How were these different from now? While the housing market has cooled off a bit due to higher mortgage rates, it’s not a bubble. And more importantly, one result of the 2007 recession is that bank lending standards are now very high, and mortgage default rates are relatively low. Consumer and corporations alike have healthy balance sheets, which gives them the ability to weather a slowdown without causing widespread problems.
What Do the Experts Think?
It depends on which expert you ask. There are a lot of economic indicators, so depending on the ax to grind, experts may favor one over another. Federal Reserve Chairman Powell has been very clear. In his public statements, he has indicated that the Fed’s job is becoming more difficult and that a recession is certainly possible. But the Fed intends to keep raising rates because preventing high inflation from becoming entrenched is the priority. Powell has cited the extremely strong labor market as a cushion to the economy while rate increases do their work.

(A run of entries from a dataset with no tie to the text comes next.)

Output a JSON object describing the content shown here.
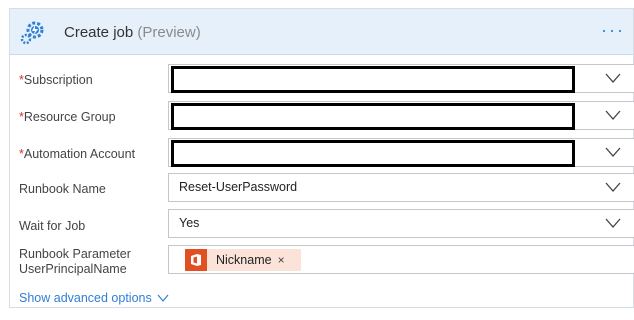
{
  "header": {
    "title": "Create job",
    "preview": "(Preview)",
    "more": "···",
    "icon": "automation-gear-icon"
  },
  "fields": {
    "subscription": {
      "required": "*",
      "label": "Subscription",
      "value": ""
    },
    "resource_group": {
      "required": "*",
      "label": "Resource Group",
      "value": ""
    },
    "automation_account": {
      "required": "*",
      "label": "Automation Account",
      "value": ""
    },
    "runbook_name": {
      "label": "Runbook Name",
      "value": "Reset-UserPassword"
    },
    "wait_for_job": {
      "label": "Wait for Job",
      "value": "Yes"
    },
    "runbook_parameter": {
      "label_line1": "Runbook Parameter",
      "label_line2": "UserPrincipalName",
      "token": {
        "label": "Nickname",
        "remove": "×",
        "icon": "office-icon"
      }
    }
  },
  "advanced": {
    "label": "Show advanced options"
  },
  "colors": {
    "header_bg": "#e6f0fa",
    "accent": "#2f7fd6",
    "required": "#d9312b",
    "token_bg": "#fbe3d9",
    "office": "#e24f21"
  }
}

Consumer sentiment is an important indicator because it is a gauge of consumer behavior – consumers that believe the economy will decline will pull back from spending. The University of Michigan Consumer Sentiment Index is touching lows – but so far, it's not reflected in consumer spending, which remains solid.
Similarly, the increase in mortgage rates has meant that the housing market is cooling, but it’s still very positive. “Cooling” just means that the growth in prices is slowing – not that prices are coming down. Housing inventory remains low, and while housing starts have declined from recent historic highs, they are still equal to pre-pandemic levels.
The equity markets have experienced the worst first half since 1970, and markets are forward-looking. They price in today where the outlook is likely to be six-to-12 months into the future. But mostly, what markets hate is uncertainty. It's impossible to know if the Fed will be successful or if inflation will come down. But as the Fed continues to hold a steady course, more data will be forthcoming.
The Bottom Line
Despite the shock June CPI number – there is already evidence that July will look better, as gas prices have declined significantly. A trend toward falling inflation and a moderating but not collapsing labor market would provide significant reassurance. Even if we enter a recession, given the economy's overall strength, it may be shallow and quickly corrected as the economy gets onto a more normal path.